(Dataset rows for apps and sites)
☆ ☆ ☆ ☆ ☆ ☆ ☆

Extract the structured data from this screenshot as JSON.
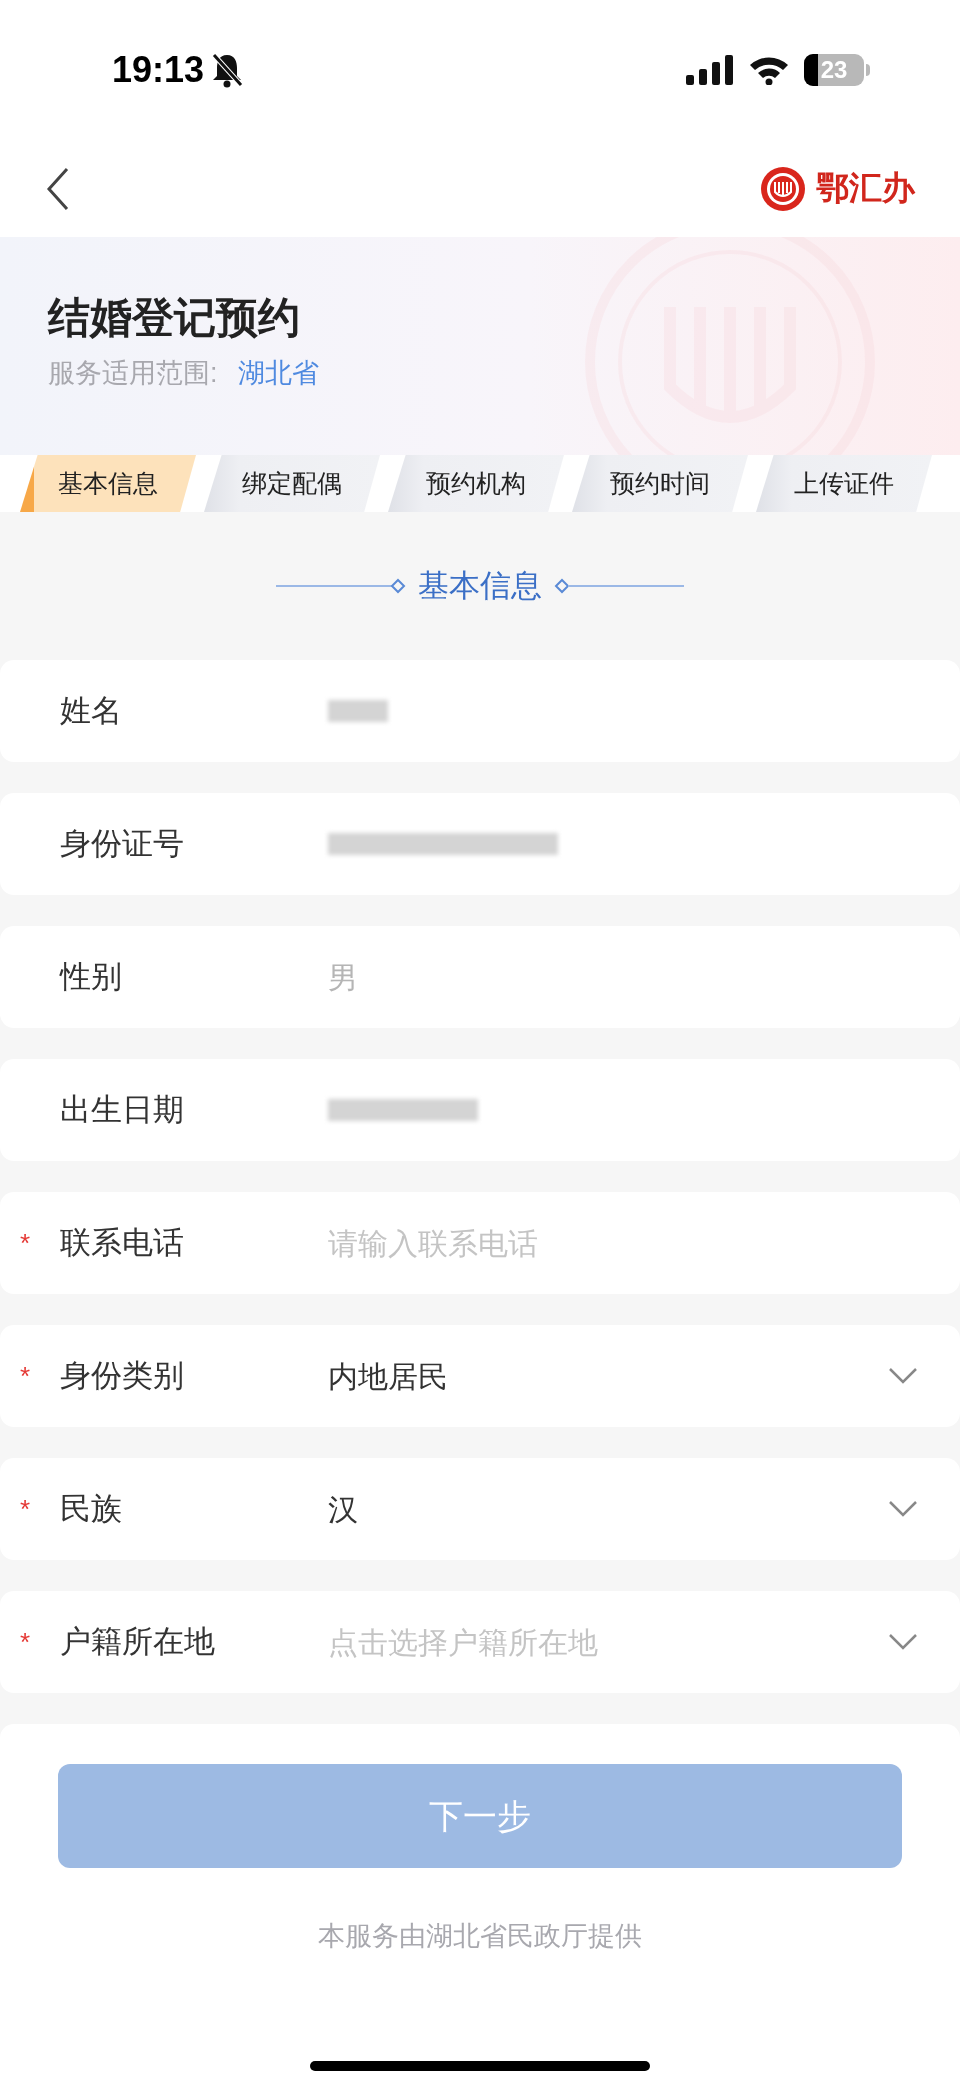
{
  "status_bar": {
    "time": "19:13",
    "battery": "23"
  },
  "nav": {
    "logo_text": "鄂汇办"
  },
  "header": {
    "title": "结婚登记预约",
    "scope_label": "服务适用范围:",
    "scope_value": "湖北省"
  },
  "tabs": [
    {
      "label": "基本信息",
      "selected": true
    },
    {
      "label": "绑定配偶",
      "selected": false
    },
    {
      "label": "预约机构",
      "selected": false
    },
    {
      "label": "预约时间",
      "selected": false
    },
    {
      "label": "上传证件",
      "selected": false
    }
  ],
  "section_title": "基本信息",
  "rows": [
    {
      "label": "姓名",
      "kind": "redacted"
    },
    {
      "label": "身份证号",
      "kind": "redacted"
    },
    {
      "label": "性别",
      "kind": "readonly",
      "value": "男"
    },
    {
      "label": "出生日期",
      "kind": "redacted"
    },
    {
      "label": "联系电话",
      "required_mark": "*",
      "kind": "input",
      "placeholder": "请输入联系电话"
    },
    {
      "label": "身份类别",
      "required_mark": "*",
      "kind": "select",
      "value": "内地居民"
    },
    {
      "label": "民族",
      "required_mark": "*",
      "kind": "select",
      "value": "汉"
    },
    {
      "label": "户籍所在地",
      "required_mark": "*",
      "kind": "select",
      "placeholder": "点击选择户籍所在地"
    },
    {
      "kind": "hidden"
    }
  ],
  "next_button": {
    "label": "下一步",
    "disabled": true
  },
  "footer": "本服务由湖北省民政厅提供"
}
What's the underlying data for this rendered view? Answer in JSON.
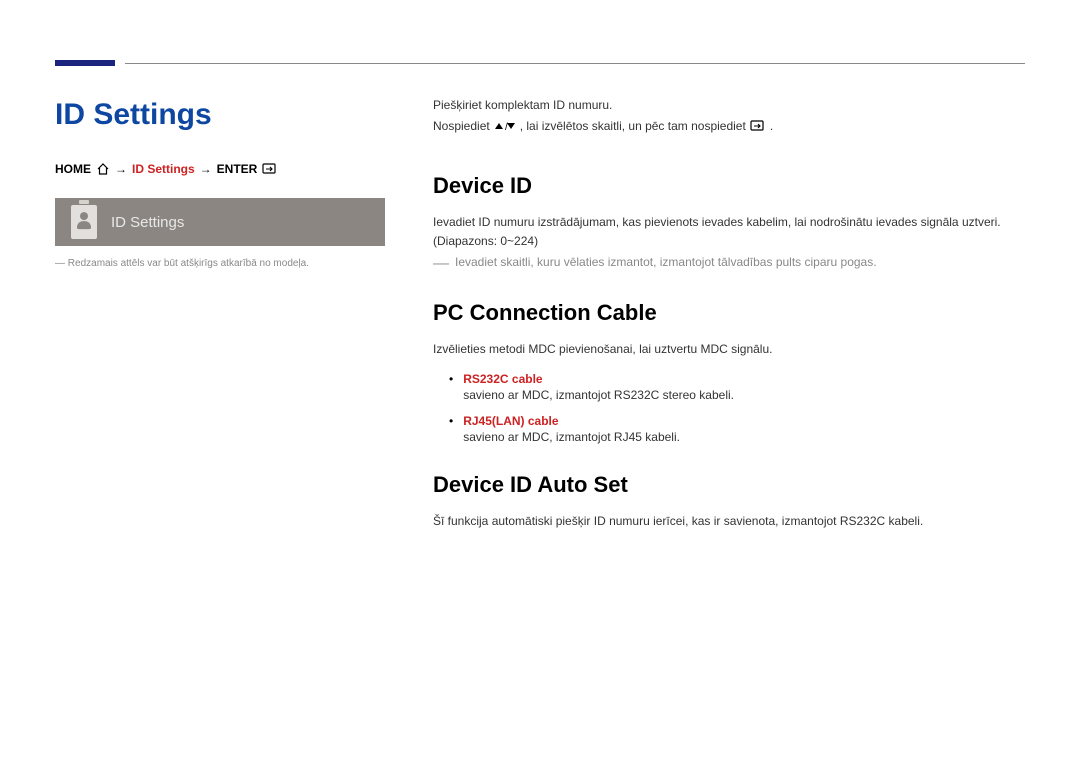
{
  "sidebar": {
    "title": "ID Settings",
    "breadcrumb": {
      "home": "HOME",
      "mid": "ID Settings",
      "enter": "ENTER"
    },
    "screenshot_label": "ID Settings",
    "caption_dash": "―",
    "caption": "Redzamais attēls var būt atšķirīgs atkarībā no modeļa."
  },
  "content": {
    "intro_line1": "Piešķiriet komplektam ID numuru.",
    "intro_line2_a": "Nospiediet",
    "intro_line2_b": ", lai izvēlētos skaitli, un pēc tam nospiediet",
    "intro_line2_c": ".",
    "sections": {
      "device_id": {
        "heading": "Device ID",
        "body": "Ievadiet ID numuru izstrādājumam, kas pievienots ievades kabelim, lai nodrošinātu ievades signāla uztveri. (Diapazons: 0~224)",
        "note": "Ievadiet skaitli, kuru vēlaties izmantot, izmantojot tālvadības pults ciparu pogas."
      },
      "pc_conn": {
        "heading": "PC Connection Cable",
        "body": "Izvēlieties metodi MDC pievienošanai, lai uztvertu MDC signālu.",
        "items": [
          {
            "label": "RS232C cable",
            "desc": "savieno ar MDC, izmantojot RS232C stereo kabeli."
          },
          {
            "label": "RJ45(LAN) cable",
            "desc": "savieno ar MDC, izmantojot RJ45 kabeli."
          }
        ]
      },
      "auto_set": {
        "heading": "Device ID Auto Set",
        "body": "Šī funkcija automātiski piešķir ID numuru ierīcei, kas ir savienota, izmantojot RS232C kabeli."
      }
    }
  }
}
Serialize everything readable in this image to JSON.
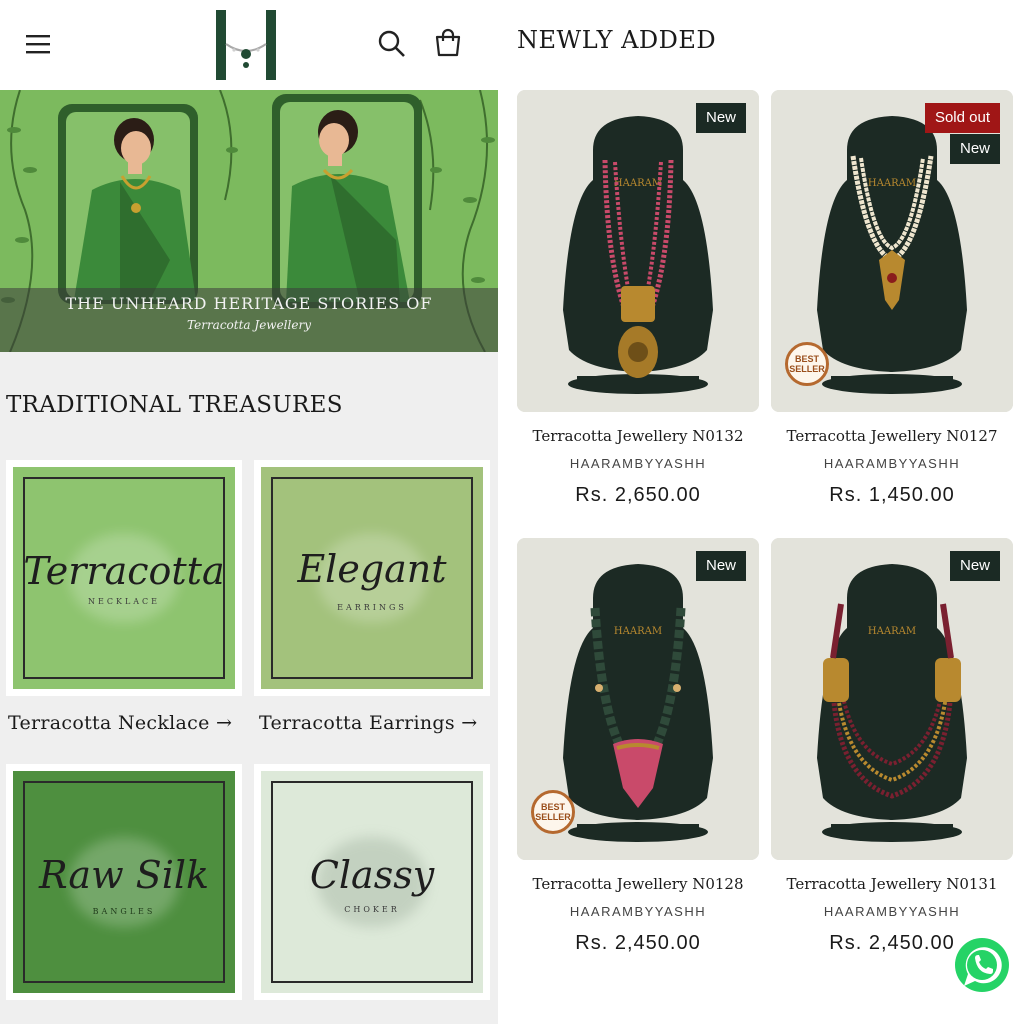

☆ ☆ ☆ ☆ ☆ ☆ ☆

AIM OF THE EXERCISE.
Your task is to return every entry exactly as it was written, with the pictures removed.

EXERCISE RESPONSE.
Extract the structured data from this screenshot as JSON.
{
  "status_bar": {
    "time": "19:13",
    "battery": "23"
  },
  "nav": {
    "logo_text": "鄂汇办"
  },
  "header": {
    "title": "结婚登记预约",
    "scope_label": "服务适用范围:",
    "scope_value": "湖北省"
  },
  "tabs": [
    {
      "label": "基本信息",
      "selected": true
    },
    {
      "label": "绑定配偶",
      "selected": false
    },
    {
      "label": "预约机构",
      "selected": false
    },
    {
      "label": "预约时间",
      "selected": false
    },
    {
      "label": "上传证件",
      "selected": false
    }
  ],
  "section_title": "基本信息",
  "rows": [
    {
      "label": "姓名",
      "kind": "redacted"
    },
    {
      "label": "身份证号",
      "kind": "redacted"
    },
    {
      "label": "性别",
      "kind": "readonly",
      "value": "男"
    },
    {
      "label": "出生日期",
      "kind": "redacted"
    },
    {
      "label": "联系电话",
      "required_mark": "*",
      "kind": "input",
      "placeholder": "请输入联系电话"
    },
    {
      "label": "身份类别",
      "required_mark": "*",
      "kind": "select",
      "value": "内地居民"
    },
    {
      "label": "民族",
      "required_mark": "*",
      "kind": "select",
      "value": "汉"
    },
    {
      "label": "户籍所在地",
      "required_mark": "*",
      "kind": "select",
      "placeholder": "点击选择户籍所在地"
    },
    {
      "kind": "hidden"
    }
  ],
  "next_button": {
    "label": "下一步",
    "disabled": true
  },
  "footer": "本服务由湖北省民政厅提供"
}
What's the underlying data for this rendered view? Answer in JSON.
{
  "sidebar": {
    "title": "ID Settings",
    "breadcrumb": {
      "home": "HOME",
      "mid": "ID Settings",
      "enter": "ENTER"
    },
    "screenshot_label": "ID Settings",
    "caption_dash": "―",
    "caption": "Redzamais attēls var būt atšķirīgs atkarībā no modeļa."
  },
  "content": {
    "intro_line1": "Piešķiriet komplektam ID numuru.",
    "intro_line2_a": "Nospiediet",
    "intro_line2_b": ", lai izvēlētos skaitli, un pēc tam nospiediet",
    "intro_line2_c": ".",
    "sections": {
      "device_id": {
        "heading": "Device ID",
        "body": "Ievadiet ID numuru izstrādājumam, kas pievienots ievades kabelim, lai nodrošinātu ievades signāla uztveri. (Diapazons: 0~224)",
        "note": "Ievadiet skaitli, kuru vēlaties izmantot, izmantojot tālvadības pults ciparu pogas."
      },
      "pc_conn": {
        "heading": "PC Connection Cable",
        "body": "Izvēlieties metodi MDC pievienošanai, lai uztvertu MDC signālu.",
        "items": [
          {
            "label": "RS232C cable",
            "desc": "savieno ar MDC, izmantojot RS232C stereo kabeli."
          },
          {
            "label": "RJ45(LAN) cable",
            "desc": "savieno ar MDC, izmantojot RJ45 kabeli."
          }
        ]
      },
      "auto_set": {
        "heading": "Device ID Auto Set",
        "body": "Šī funkcija automātiski piešķir ID numuru ierīcei, kas ir savienota, izmantojot RS232C kabeli."
      }
    }
  }
}
Serialize everything readable in this image to JSON.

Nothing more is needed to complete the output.